Data shown →
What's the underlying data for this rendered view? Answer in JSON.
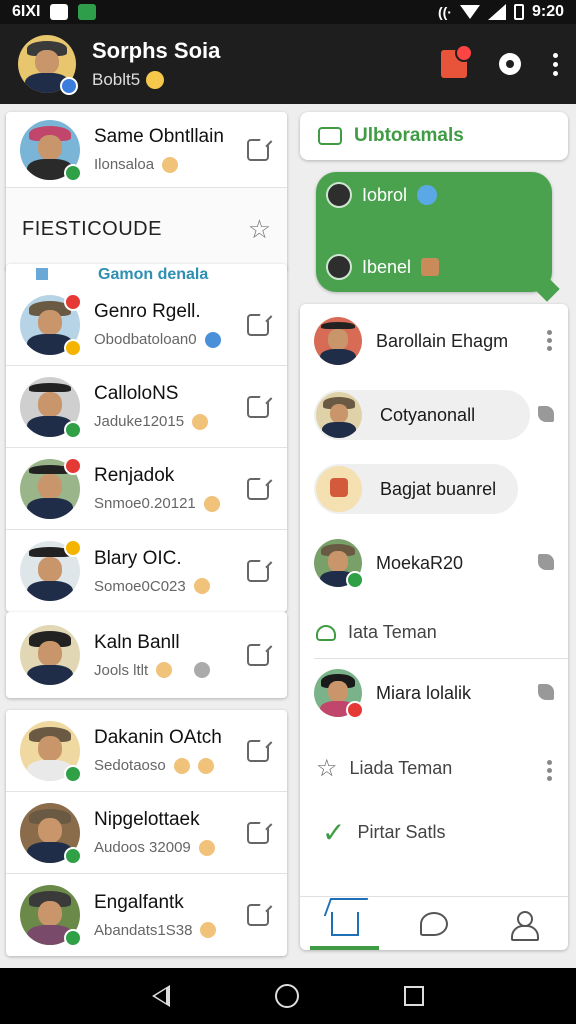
{
  "statusbar": {
    "left_text": "6IXI",
    "time": "9:20"
  },
  "header": {
    "title": "Sorphs Soia",
    "subtitle": "Boblt5"
  },
  "left": {
    "top_contact": {
      "name": "Same Obntllain",
      "sub": "Ilonsaloa"
    },
    "tag": {
      "label": "FIESTICOUDE"
    },
    "group": {
      "title": "Gamon denala",
      "contacts": [
        {
          "name": "Genro Rgell.",
          "sub": "Obodbatoloan0"
        },
        {
          "name": "CalloloNS",
          "sub": "Jaduke12015"
        },
        {
          "name": "Renjadok",
          "sub": "Snmoe0.20121"
        },
        {
          "name": "Blary OIC.",
          "sub": "Somoe0C023"
        }
      ]
    },
    "single_contact": {
      "name": "Kaln Banll",
      "sub": "Jools ltlt"
    },
    "bottom_contacts": [
      {
        "name": "Dakanin OAtch",
        "sub": "Sedotaoso"
      },
      {
        "name": "Nipgelottaek",
        "sub": "Audoos 32009"
      },
      {
        "name": "Engalfantk",
        "sub": "Abandats1S38"
      }
    ]
  },
  "right": {
    "banner": {
      "label": "Ulbtoramals"
    },
    "bubble": {
      "line1": "Iobrol",
      "line2": "Ibenel"
    },
    "people": [
      {
        "name": "Barollain Ehagm"
      },
      {
        "name": "Cotyanonall"
      },
      {
        "name": "Bagjat buanrel"
      },
      {
        "name": "MoekaR20"
      }
    ],
    "link_teman": "Iata Teman",
    "person_after": {
      "name": "Miara lolalik"
    },
    "liada": "Liada Teman",
    "pirtar": "Pirtar Satls"
  },
  "colors": {
    "accent_green": "#3f9c44",
    "bubble_green": "#4aa24f",
    "header_bg": "#1e1e1e",
    "link_blue": "#2e8fb3"
  }
}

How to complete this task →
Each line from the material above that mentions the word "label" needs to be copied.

Result of the exercise →
      "label": "FIESTICOUDE"
      "label": "Ulbtoramals"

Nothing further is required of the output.